(EXERCISE DETAILS)
Show only those lines of the entries where the string "خدمت" is found.

Data records for software interfaces
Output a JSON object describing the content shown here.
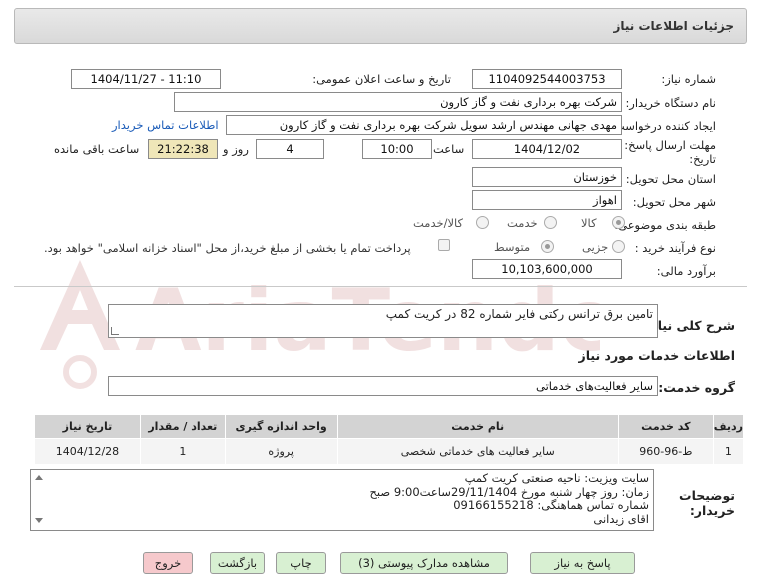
{
  "header": {
    "title": "جزئیات اطلاعات نیاز"
  },
  "fields": {
    "need_number_label": "شماره نیاز:",
    "need_number": "1104092544003753",
    "announce_label": "تاریخ و ساعت اعلان عمومی:",
    "announce_value": "1404/11/27 - 11:10",
    "buyer_org_label": "نام دستگاه خریدار:",
    "buyer_org": "شرکت بهره برداری نفت و گاز کارون",
    "creator_label": "ایجاد کننده درخواست:",
    "creator": "مهدی جهانی مهندس ارشد سویل شرکت بهره برداری نفت و گاز کارون",
    "contact_link": "اطلاعات تماس خریدار",
    "deadline_label_1": "مهلت ارسال پاسخ: تا",
    "deadline_label_2": "تاریخ:",
    "deadline_date": "1404/12/02",
    "time_label": "ساعت",
    "deadline_time": "10:00",
    "days_value": "4",
    "days_label": "روز و",
    "remaining_time": "21:22:38",
    "remaining_label": "ساعت باقی مانده",
    "province_label": "استان محل تحویل:",
    "province": "خوزستان",
    "city_label": "شهر محل تحویل:",
    "city": "اهواز",
    "category_label": "طبقه بندی موضوعی:",
    "category_options": [
      "کالا",
      "خدمت",
      "کالا/خدمت"
    ],
    "purchase_type_label": "نوع فرآیند خرید :",
    "purchase_options": [
      "جزیی",
      "متوسط"
    ],
    "payment_note": "پرداخت تمام یا بخشی از مبلغ خرید،از محل \"اسناد خزانه اسلامی\" خواهد بود.",
    "estimate_label": "برآورد مالی:",
    "estimate": "10,103,600,000"
  },
  "summary": {
    "label": "شرح کلی نیاز:",
    "text": "تامین برق ترانس رکتی فایر شماره 82 در کریت کمپ"
  },
  "services": {
    "section_title": "اطلاعات خدمات مورد نیاز",
    "group_label": "گروه خدمت:",
    "group_value": "سایر فعالیت‌های خدماتی"
  },
  "table": {
    "headers": [
      "ردیف",
      "کد خدمت",
      "نام خدمت",
      "واحد اندازه گیری",
      "تعداد / مقدار",
      "تاریخ نیاز"
    ],
    "rows": [
      [
        "1",
        "ط-96-960",
        "سایر فعالیت های خدماتی شخصی",
        "پروژه",
        "1",
        "1404/12/28"
      ]
    ]
  },
  "notes": {
    "label_1": "توضیحات",
    "label_2": "خریدار:",
    "lines": [
      "سایت ویزیت: ناحیه صنعتی کریت کمپ",
      "زمان: روز چهار شنبه مورخ 29/11/1404ساعت9:00 صبح",
      "شماره تماس هماهنگی: 09166155218",
      "اقای زیدانی"
    ]
  },
  "buttons": {
    "reply": "پاسخ به نیاز",
    "attachments": "مشاهده مدارک پیوستی (3)",
    "print": "چاپ",
    "back": "بازگشت",
    "exit": "خروج"
  },
  "colors": {
    "link": "#1a5bb8",
    "reply_bg": "#d8f0d2",
    "exit_bg": "#f6c9cc",
    "remaining_bg": "#efe6b8"
  }
}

(SOLUTION TO THIS EXERCISE)
      "خدمت",
      "کالا/خدمت"
    "group_label": "گروه خدمت:",
      "کد خدمت",
      "نام خدمت",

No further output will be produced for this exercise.